With information by vaticannews.va
May 23, 2019 — Humility, communion, and renunciation are three "essential elements" for the Church to go forward, Pope Francis sayd in his homily during Mass with representatives of Caritas Internationalis.
In his homily during Mass for the Opening of the XXI General Assembly of Caritas Internationalis, Pope Francis reflected on the “first great meeting in the history of the Church”, described in the day’s reading from the Acts of the Apostles. He warned against the temptation of a “cult of efficiency”, of wanting the Church to have everything in order. “The Lord does not work that way,” but instead sends the Holy Spirit. The Gospel, he insisted “is our program of life. It teaches us that questions should not be confronted with a ready-made recipe, and that the faith is not a road map, but a ‘Way’ to travel together… with a spirit of trust.”
Pope Francis described “three essential elements for the Church ‘on its way’: the humility of listening, the charism of togetherness, the courage of renunciation.”
He began with the “courage renunciation,” letting go of our own “human convictions and traditions” in order to find the best way of proclaiming the Gospel. He emphasized the importance of reforming ourselves, first of all – and not a cosmetic reform, but a “conversion of the heart which happens through renunciation.”
We can do this, he said, beginning with the “humility of listening”, allowing the voices of all, and especially the least among us, to be heard. The Pope said that in order to really hear others, we must be disinterested in ourselves, willing to listen to and accept other people’s ideas. Further, we must also “listen to life,” that is, look at reality as it is, rather than focusing solely on ideas.
“From the humility of listening to the courage of renunciation, it all passes through the charism of togetherness,” Pope Francis said. At the meeting in Jerusalem, the Church was gathered around St Peter, through charity “which does not create uniformity, but communion.” Although there were strong personalities present, each with their own ideas, they worked together on account of “the strength of loving each other in the Lord.”
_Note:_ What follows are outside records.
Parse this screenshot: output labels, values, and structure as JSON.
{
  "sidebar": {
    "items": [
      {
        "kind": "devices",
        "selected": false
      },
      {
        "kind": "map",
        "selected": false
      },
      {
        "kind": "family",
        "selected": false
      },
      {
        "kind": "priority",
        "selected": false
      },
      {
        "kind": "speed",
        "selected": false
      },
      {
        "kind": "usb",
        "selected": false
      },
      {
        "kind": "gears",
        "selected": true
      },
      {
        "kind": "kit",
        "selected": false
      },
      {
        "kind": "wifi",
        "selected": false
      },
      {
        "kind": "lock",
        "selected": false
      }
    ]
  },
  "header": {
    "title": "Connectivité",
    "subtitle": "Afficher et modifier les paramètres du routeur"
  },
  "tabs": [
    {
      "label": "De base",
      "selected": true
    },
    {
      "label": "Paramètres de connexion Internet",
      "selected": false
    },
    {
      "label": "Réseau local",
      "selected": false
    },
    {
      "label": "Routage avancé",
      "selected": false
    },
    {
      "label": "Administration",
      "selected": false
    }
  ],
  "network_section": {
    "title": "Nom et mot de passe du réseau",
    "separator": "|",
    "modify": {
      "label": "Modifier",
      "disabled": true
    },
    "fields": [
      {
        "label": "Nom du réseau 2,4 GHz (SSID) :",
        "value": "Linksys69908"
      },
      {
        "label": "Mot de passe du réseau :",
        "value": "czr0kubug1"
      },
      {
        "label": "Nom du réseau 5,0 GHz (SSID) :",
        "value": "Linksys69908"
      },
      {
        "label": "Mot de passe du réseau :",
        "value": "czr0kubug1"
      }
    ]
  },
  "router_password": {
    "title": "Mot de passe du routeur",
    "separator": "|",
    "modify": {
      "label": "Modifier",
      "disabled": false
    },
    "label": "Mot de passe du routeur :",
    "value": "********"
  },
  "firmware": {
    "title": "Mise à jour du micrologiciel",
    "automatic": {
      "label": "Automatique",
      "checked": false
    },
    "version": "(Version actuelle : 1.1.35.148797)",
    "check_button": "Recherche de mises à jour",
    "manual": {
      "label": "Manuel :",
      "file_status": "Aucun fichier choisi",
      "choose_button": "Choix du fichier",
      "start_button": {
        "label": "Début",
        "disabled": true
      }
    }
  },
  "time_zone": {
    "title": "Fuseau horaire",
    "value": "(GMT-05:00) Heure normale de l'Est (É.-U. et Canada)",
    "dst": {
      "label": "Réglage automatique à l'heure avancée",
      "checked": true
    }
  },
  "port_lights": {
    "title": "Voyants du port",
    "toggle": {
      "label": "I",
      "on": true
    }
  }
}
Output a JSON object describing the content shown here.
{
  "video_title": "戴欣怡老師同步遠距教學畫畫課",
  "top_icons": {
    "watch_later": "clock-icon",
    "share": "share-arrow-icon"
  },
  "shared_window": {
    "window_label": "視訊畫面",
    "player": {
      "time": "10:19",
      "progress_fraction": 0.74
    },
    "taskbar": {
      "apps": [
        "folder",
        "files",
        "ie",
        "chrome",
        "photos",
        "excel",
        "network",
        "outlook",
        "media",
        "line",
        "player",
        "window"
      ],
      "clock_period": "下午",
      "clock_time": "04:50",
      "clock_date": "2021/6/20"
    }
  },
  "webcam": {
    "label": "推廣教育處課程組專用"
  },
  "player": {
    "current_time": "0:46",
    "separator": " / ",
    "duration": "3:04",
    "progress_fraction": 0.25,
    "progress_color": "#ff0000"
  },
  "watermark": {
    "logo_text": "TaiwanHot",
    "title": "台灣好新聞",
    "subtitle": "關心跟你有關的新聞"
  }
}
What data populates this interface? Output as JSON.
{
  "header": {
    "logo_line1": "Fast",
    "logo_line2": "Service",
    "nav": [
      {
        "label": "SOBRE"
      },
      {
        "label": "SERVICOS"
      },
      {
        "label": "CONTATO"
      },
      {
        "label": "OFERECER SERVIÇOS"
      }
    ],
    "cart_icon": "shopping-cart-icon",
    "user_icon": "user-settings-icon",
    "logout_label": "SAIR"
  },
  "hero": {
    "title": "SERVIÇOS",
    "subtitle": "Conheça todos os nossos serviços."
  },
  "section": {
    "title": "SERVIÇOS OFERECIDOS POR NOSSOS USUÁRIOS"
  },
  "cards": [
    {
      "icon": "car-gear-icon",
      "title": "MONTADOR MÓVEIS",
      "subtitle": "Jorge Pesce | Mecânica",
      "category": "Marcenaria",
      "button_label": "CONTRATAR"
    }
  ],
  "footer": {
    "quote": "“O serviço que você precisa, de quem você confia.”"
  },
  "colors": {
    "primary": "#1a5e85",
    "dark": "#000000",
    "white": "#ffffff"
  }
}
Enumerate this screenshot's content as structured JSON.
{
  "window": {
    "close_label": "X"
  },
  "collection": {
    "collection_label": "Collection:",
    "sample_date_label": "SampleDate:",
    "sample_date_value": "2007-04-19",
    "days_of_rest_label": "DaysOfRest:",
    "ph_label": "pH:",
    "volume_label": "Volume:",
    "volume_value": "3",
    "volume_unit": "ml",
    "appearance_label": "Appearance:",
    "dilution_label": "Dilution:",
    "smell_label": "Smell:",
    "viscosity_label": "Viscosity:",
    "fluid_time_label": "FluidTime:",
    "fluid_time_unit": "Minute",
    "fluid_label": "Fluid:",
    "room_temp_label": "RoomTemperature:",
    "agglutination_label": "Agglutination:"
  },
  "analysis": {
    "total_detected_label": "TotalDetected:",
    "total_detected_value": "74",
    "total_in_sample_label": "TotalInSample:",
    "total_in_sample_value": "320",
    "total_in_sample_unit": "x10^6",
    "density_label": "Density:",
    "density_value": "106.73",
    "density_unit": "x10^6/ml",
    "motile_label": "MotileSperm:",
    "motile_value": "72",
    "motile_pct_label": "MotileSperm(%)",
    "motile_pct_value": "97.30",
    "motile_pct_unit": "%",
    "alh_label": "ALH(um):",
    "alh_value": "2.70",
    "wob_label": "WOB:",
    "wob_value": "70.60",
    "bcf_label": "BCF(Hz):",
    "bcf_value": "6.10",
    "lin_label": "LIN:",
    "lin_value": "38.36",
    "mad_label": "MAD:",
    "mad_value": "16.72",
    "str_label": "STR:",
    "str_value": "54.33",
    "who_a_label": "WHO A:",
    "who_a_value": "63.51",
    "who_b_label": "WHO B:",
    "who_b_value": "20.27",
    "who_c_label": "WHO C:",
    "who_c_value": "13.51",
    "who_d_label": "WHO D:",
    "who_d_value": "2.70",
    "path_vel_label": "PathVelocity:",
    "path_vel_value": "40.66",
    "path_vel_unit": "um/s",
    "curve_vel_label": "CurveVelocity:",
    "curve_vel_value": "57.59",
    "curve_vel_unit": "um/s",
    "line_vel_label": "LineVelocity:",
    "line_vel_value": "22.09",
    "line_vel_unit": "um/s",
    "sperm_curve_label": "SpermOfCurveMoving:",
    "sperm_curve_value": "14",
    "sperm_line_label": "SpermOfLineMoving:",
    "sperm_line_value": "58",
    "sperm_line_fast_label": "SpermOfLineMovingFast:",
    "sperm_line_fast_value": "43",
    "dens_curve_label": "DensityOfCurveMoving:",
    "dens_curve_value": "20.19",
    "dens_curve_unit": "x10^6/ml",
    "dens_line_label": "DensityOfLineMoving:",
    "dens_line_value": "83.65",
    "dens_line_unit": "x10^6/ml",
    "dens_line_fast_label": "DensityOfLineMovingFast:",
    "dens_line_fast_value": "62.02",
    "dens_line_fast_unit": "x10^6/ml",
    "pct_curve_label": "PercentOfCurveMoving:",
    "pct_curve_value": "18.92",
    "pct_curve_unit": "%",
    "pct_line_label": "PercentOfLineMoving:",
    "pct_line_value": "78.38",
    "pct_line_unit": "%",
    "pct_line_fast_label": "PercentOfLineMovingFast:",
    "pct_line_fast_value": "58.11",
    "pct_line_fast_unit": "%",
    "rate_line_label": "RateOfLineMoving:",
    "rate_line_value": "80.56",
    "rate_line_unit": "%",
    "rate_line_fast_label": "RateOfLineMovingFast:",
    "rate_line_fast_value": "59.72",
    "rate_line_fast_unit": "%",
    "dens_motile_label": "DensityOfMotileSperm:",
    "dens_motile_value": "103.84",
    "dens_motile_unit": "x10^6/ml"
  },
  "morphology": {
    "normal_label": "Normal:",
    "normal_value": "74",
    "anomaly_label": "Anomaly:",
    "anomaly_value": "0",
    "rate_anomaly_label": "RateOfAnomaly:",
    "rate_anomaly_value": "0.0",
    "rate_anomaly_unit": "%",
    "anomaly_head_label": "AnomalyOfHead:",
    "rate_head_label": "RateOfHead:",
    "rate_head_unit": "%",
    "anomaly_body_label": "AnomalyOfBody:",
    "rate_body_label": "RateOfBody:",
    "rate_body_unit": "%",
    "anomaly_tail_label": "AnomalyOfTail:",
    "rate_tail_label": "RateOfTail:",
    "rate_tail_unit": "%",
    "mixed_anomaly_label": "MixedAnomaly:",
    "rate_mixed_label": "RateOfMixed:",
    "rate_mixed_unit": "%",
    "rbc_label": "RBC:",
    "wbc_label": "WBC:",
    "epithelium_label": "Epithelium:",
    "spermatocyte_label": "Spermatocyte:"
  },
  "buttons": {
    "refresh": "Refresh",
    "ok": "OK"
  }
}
Finally, Pope Francis turned to the Gospel, where Jesus calls on His disciples to “Remain in my love.” We do this, the Pope said, especially by remaining close to Jesus, present in the Holy Eucharist in the tabernacle; and in the “many living tabernacles who are the poor.” Jesus, he said, asks us “to remain in Him, not in our own ideas.”
“Let us ask the Lord that He might free us from the cult of efficiency, from worldliness, from the subtle temptation of worshipping ourselves and our own prowess, of obsessive organisation,” Pope Francis said in conclusion. “Let us ask the grace of welcoming the way indicated by the Word of God: humility, communion, renunciation.”
These remarks by Pope Francis perhaps remind us of his words for the Society of Jesus at the time of approving the Universal Apostolic Preferences. Earlier this year, he insisted on the importance of the first preference, of discerning and remaining in the Holy Spirit before and during apostolic work.
The Pope said that the first preference is fundamental because it presupposes as a "primary condition the relationship of the Jesuit with the Lord, the personal and community life of prayer and discernment". And he added: “Without this prayerful attitude the other preferences will not bear fruit.”
This is why the Jesuit Curia in Rome recently published a set of resources entitled: “Praying with the Preferences”, seven documents to enable the reader not only to pray and reflect but to enter more deeply into the journey of renewal and conversion offered by the UAP.
You can view them here.